Dataset rows for apps and sites
+ + + + +

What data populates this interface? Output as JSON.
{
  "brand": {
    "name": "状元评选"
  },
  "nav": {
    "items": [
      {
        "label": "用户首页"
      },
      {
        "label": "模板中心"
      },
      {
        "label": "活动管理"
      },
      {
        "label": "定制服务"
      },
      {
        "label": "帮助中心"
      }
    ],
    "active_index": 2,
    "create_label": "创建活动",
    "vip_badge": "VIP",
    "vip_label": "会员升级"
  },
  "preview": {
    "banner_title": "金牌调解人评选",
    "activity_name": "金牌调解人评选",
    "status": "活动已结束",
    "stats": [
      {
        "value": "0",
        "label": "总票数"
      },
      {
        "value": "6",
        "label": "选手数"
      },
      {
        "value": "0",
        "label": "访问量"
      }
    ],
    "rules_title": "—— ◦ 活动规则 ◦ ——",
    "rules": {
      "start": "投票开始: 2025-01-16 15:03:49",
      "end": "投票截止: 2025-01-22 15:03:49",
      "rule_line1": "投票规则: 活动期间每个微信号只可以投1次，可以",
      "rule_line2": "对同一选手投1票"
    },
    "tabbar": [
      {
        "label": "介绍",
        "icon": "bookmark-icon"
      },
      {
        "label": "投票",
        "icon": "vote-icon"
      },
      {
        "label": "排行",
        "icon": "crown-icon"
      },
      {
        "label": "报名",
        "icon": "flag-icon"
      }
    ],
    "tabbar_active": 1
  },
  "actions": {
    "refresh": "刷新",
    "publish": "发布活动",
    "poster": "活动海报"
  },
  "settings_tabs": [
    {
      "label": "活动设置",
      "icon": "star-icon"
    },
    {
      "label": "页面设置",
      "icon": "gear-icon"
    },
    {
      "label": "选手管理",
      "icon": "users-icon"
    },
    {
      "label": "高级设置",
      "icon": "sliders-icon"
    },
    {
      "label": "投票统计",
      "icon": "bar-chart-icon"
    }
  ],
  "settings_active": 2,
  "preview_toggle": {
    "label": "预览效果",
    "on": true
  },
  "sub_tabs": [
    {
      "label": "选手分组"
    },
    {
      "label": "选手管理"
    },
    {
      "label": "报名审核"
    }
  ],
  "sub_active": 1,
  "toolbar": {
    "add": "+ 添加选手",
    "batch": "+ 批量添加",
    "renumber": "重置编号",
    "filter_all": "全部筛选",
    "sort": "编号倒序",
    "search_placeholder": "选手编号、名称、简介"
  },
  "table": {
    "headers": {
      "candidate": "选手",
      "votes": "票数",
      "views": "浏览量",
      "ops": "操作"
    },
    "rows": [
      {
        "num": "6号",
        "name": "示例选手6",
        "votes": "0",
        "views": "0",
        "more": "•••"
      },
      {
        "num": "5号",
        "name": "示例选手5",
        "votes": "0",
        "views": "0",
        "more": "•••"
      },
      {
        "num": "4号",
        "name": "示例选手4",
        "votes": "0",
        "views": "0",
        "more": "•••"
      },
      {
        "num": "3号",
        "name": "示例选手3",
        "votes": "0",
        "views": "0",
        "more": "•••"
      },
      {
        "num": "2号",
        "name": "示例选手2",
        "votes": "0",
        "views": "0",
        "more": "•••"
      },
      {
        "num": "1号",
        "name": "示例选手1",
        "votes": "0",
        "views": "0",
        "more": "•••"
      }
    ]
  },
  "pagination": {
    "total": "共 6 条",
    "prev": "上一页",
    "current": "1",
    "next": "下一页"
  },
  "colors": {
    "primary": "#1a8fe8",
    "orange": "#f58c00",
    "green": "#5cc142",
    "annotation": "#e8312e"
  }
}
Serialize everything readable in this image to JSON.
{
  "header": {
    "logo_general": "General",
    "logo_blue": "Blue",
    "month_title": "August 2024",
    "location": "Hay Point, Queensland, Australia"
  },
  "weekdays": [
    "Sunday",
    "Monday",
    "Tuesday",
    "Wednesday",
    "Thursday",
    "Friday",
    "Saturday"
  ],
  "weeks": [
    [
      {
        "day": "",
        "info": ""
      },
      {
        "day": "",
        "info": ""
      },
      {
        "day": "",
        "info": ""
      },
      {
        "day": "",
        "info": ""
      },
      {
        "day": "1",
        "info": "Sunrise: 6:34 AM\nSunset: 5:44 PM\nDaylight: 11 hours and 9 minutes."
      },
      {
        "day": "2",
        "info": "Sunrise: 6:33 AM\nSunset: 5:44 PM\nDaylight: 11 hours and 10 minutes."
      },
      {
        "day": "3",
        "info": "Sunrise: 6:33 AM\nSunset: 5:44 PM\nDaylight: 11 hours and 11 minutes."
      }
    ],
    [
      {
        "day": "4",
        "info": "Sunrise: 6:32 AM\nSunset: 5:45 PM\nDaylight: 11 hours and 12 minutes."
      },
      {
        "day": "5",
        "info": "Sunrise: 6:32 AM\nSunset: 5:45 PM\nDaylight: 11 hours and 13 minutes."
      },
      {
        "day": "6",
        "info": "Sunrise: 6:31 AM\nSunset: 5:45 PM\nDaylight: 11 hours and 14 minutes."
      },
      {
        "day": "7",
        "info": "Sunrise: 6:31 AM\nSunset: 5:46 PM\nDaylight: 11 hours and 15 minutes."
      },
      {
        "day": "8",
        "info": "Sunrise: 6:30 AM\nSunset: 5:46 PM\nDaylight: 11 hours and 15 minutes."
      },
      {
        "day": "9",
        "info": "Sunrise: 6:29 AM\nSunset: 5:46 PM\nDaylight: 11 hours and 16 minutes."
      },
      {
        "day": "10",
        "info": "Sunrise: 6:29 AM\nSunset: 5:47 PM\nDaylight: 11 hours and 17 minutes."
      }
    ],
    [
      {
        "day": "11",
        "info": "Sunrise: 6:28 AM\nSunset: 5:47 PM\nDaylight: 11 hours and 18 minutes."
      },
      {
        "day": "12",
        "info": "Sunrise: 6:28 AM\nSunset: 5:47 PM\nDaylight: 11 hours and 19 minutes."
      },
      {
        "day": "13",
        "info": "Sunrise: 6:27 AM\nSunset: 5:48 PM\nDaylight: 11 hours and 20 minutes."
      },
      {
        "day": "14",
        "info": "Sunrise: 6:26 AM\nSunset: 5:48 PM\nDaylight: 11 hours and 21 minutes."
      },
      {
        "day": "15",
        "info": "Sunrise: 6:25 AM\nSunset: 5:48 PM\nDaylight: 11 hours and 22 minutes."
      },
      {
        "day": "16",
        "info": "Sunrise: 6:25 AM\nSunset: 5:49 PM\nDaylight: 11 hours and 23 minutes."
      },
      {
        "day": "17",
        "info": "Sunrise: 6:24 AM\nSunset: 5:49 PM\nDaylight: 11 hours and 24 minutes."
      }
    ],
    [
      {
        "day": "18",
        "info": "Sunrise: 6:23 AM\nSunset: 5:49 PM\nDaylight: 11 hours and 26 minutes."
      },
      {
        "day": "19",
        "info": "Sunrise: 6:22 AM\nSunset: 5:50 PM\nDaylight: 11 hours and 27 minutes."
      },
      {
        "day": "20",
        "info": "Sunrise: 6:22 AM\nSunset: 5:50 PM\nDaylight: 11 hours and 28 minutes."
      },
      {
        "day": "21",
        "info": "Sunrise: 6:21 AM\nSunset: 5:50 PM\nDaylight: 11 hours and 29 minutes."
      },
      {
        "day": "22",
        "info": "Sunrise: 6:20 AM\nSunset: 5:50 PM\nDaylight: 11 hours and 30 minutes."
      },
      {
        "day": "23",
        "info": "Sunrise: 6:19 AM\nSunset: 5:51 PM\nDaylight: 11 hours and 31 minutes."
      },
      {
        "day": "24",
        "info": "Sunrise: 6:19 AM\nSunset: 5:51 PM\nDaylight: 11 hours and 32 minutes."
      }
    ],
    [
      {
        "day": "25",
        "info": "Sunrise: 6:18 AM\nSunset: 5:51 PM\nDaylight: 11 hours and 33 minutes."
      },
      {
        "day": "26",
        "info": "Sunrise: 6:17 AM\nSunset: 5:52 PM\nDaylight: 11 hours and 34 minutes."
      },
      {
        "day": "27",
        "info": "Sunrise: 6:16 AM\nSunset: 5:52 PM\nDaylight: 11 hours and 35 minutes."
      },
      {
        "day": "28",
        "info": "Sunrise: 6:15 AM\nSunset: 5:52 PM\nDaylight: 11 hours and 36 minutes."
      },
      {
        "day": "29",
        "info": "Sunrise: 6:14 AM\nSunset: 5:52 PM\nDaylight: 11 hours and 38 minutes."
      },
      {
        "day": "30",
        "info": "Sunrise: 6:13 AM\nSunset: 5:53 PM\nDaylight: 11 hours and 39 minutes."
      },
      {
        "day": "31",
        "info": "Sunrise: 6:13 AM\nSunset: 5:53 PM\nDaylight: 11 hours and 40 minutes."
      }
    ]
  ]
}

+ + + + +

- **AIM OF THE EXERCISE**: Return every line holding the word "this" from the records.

- **COMPLETED EXERCISE**:
What data populates this interface? Output as JSON.
Serialize everything readable in this image to JSON.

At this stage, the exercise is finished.